Preliminary shipping data from Oceanbolt shows a 1.7% y/y drop in Chinese iron ore import volumes in August. The volumes are, however, the highest since January and follow a 3.1% y/y increase in July. Year-to-date, Chinese iron ore imports are down 3.3% y/y, making up around 20% of global dry bulk volumes, but could be in for a bounce, benefitting the struggling Capesize segments.
On 26 August, China’s State Council announced new stimulus measures targeting infrastructure. Quotas for infrastructure spending by its banks were increased by CNY 300 billion (USD 87 billion), on top of a previous CNY 300 billion in June.
Bloomberg estimates that CNY 6.8 trillion (USD 1 trillion) in government funds are now available for future construction projects. Total spending could end threefold higher when including associated corporate funding.
Description automatically generated
“We remain positive that demand from infrastructure projects should improve in the coming months, supported by China’s policies.
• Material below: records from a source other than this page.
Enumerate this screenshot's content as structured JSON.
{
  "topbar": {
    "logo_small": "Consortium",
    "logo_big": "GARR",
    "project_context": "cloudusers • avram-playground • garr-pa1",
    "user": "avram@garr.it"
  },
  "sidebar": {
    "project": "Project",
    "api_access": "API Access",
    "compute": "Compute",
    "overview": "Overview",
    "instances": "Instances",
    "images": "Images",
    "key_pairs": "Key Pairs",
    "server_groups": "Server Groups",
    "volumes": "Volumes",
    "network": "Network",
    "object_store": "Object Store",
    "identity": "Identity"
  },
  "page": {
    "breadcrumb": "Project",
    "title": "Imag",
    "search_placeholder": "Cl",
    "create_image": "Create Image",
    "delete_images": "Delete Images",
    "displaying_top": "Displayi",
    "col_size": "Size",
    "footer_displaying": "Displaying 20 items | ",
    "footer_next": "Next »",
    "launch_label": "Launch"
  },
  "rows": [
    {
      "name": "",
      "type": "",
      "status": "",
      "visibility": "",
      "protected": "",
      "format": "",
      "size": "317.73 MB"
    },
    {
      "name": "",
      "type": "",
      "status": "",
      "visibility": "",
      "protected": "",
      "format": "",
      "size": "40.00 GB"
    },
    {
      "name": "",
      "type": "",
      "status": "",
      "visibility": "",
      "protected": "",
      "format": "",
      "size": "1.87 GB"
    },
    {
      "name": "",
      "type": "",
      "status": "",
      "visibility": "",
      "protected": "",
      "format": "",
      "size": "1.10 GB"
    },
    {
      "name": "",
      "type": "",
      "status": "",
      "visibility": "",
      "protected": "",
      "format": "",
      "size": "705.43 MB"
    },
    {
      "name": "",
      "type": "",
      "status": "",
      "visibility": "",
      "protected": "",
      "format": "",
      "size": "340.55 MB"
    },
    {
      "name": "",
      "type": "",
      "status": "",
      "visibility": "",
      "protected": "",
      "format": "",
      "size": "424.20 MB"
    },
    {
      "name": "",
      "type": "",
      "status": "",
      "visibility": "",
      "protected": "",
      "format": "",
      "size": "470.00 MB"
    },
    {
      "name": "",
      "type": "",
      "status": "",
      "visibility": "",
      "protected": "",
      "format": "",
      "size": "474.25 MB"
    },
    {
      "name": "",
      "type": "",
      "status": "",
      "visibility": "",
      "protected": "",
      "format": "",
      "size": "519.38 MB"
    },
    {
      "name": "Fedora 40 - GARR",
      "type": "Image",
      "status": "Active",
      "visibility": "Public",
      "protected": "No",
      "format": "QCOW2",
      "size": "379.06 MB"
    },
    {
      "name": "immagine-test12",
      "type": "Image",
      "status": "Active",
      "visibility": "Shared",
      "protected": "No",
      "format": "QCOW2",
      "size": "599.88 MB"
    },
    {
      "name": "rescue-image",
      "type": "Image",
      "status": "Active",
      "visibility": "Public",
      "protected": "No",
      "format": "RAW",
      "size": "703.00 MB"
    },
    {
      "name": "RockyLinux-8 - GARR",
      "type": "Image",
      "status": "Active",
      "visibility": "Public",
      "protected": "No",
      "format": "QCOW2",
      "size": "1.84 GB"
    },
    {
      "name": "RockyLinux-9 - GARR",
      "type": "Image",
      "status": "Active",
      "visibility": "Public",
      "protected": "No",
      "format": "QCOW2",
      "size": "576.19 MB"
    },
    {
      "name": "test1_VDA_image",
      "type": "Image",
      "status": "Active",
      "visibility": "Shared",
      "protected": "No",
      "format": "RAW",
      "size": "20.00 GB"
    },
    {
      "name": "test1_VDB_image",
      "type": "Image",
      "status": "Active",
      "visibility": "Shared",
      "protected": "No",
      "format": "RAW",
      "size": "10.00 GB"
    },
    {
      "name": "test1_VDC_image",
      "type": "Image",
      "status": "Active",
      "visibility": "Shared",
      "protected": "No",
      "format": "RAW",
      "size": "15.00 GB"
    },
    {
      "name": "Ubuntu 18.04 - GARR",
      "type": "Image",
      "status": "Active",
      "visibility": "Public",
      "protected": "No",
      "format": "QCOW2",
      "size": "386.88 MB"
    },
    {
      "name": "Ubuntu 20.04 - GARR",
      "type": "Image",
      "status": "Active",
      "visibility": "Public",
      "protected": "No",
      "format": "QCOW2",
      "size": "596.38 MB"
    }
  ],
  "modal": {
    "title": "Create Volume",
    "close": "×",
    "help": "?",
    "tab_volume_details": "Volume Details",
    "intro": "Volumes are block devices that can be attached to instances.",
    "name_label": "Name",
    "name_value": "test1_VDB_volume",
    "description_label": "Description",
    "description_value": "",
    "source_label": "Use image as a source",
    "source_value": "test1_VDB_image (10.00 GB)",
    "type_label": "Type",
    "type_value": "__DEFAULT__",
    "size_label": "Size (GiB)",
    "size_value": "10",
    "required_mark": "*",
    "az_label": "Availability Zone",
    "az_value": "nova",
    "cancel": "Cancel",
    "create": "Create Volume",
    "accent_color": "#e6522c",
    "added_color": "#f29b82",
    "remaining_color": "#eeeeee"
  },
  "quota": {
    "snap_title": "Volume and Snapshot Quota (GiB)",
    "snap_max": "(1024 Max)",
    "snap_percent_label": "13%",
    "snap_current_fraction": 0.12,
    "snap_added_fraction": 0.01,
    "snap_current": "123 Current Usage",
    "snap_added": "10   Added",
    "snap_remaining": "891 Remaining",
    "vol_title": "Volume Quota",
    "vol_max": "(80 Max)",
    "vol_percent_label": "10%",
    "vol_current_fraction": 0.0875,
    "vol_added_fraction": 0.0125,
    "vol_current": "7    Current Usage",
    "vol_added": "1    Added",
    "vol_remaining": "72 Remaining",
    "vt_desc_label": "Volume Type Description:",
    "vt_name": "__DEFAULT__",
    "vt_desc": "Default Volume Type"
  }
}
However, China’s real estate crisis will remain an obstacle to iron ore and steel demand,” says BIMCO’s Chief Shipping Analyst, Niels Rasmussen.
The Chinese housing market is currently plagued by high debt among developers, a drop in sales, falling housing prices, and an increase in mortgage payment defaults. Residential housing accounts for 10-12% of China’s GDP and is one of the main uses of steel in China. A return to growth in iron ore imports will be heavily dependent on a stabilisation of the housing market.
“China’s zero COVID policy has greatly affected business and consumer confidence in 2022 and that is clearly visible in the sluggish housing market. Any new and prolonged large-scale lockdowns could, however, threaten a recovery in the housing market and thereby a rise in demand for iron ore. The recent lockdown in one of China’s biggest cities, Chengdu, is proof that risks to recovery remain,” says Rasmussen.
“A recovery would be a boon for especially Capesizes that have recently suffered an 85.5% drop in the Baltic Exchange Capesize Index due to increased supply following a reduction in congestion.”